My Take on the RSCCAAC
Last night the Anne Arundel County Republican Central Committee has its first meeting since it became known that there was a movement to oust Chairman Mike Collins. AP was in attendance—partly because he felt a duty to this blog, partly because he felt a duty to the Annapolis Central Committee, and partly because Shawshank Redemption was actually not being shown on TNT.
(AP has no reservations in publicizing these proceedings, because the CC itself made this public in the way the handled it. You will be able to read most of this, although with slightly less excellent insight, in the newspapers.)
The first thing one noticed was the heavy attendance. Reporters from The Capital, The Sun, and The Examiner were all there. So were the bloggers: this guy, this guy, this guy, and of course, this guy.
Trending: Democrats and Their Electoral Priorities
So what happened? For the first 37 minutes, there was an embarrassing, politically motivated back and forth with both sides trying procedural tricks. After consulting with legal counsel and the State Republican Party Parliamentarian, Mr. Collins begrudgingly accepted a motion to change the agenda, and removal of the chairman entered debate.
Enter Debbie Belcher—the same Debbie Belcher that said a meeting to remove chairman Collins was unnecessary because the decision had already been made! There were 5 people on the agenda to speak, and custom dictates that the people on the agenda receive 5 minutes to speak and those not on the agenda get 3 minutes to speak. Mrs. Belcher quickly made a motion to limit all testimony to 1 minute! Attention Mrs. Belcher: we are the party of ideas, of dissenting opinions, and of inclusion. We do not need this—what are you thinking??
Every person who gave testimony opposed Mr. Collins’ removal. The themes of the testimony were basically the same: to remove a chairman for anything less than gross malfeasance sets a terrible precedent, and would destroy many years of hard work made by the people in the room.
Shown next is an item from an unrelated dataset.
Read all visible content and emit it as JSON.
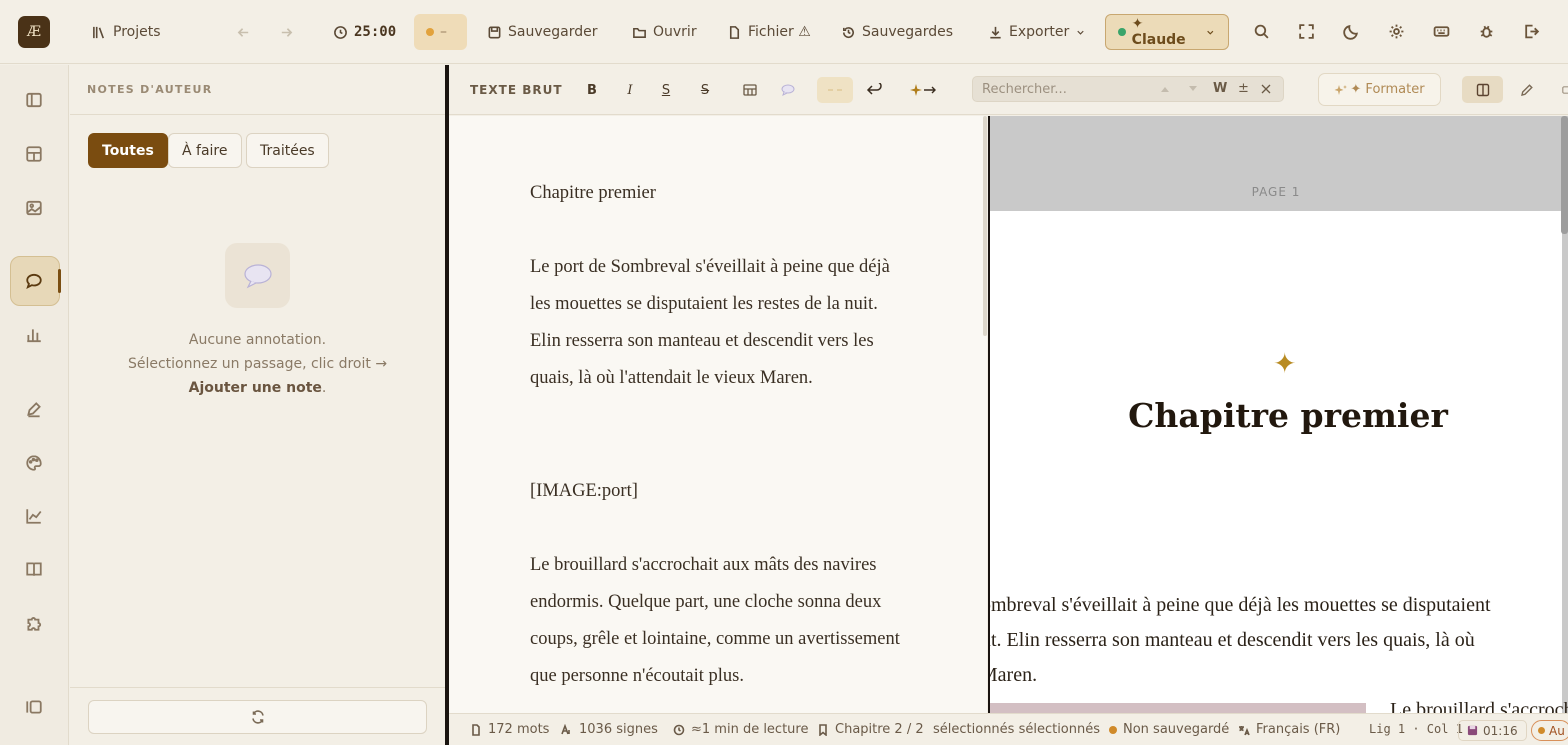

When speakers demanded a list of injustices perpetrated by Mr. Collins, here is the best they could come up with:
-We don’t like his leadership style.
-The name on the checkbook was not transferred quickly enough to the new officers.
-Sub-committees were not formed quickly enough.
-Mr. Collins sometimes interrupted people while they were speaking.
Even if there were good reasons to remove Mr. Collins—which is debated—we may never know. Do the above reasons sound like grounds for removal? For throwing the party into upheaval? For better or for worse, we did not get the whole story last night. Perhaps the committee members were acting in the party’s best interest by not airing all the dirty laundry in the presence of reporters. But somehow AP doubts this. A major allegation of the ‘overthrowers’ was that Mr. Collins bashed the state party at various club speeches. Mr. Collins denies this, but what is the truth? Every club in the county that Mr. Collins could possibly have spoken at was represented last night, but nobody spoke up. If he bashed the state party, these people would know—but they said nothing. At any rate, all of the clubs supported Mr. Collins, so it is reasonable to assume that he did not bash the party, otherwise the clubs would have different testimony.
The committee members paid absolutely no attention to the testimony of the people. They said “thank you for coming” and promptly voted the opposite of how literally every single person testified they should vote. The vote carried with a super majority, and Mr. Collins is no longer the chairman.
To some observers, this move amounted to a power play—an attempt by people who want to run for a higher office to get their ducks in a row. Mr. Collins is decidedly more moderate than the people who conspired to remove him. The problem is: the social issues that the right of our party espouse in no way define a conservative, or a Republican. And if our party narrows the scope of our appeal, we have no chance in this state.
Republicans debate in the realm of ideas. We believe in individual responsibility and lack of government control whenever possible. The entirety of conservative ideology stems from here. AP fears that this charade will remove focus from the real meaning of being a Republican at a time when we can least afford it. Furthermore, I think that things will get worse before they get better. The two sides didn’t air all of their grievances last night, and we were left with the instructions “if anybody wants to know what really happened, I will be happy to answer questions afterwards, as this information was not factually correct.” If past history is any indicator, we will find out the facts in a public forum, and a mountain will be made out of what should have been a mole hill.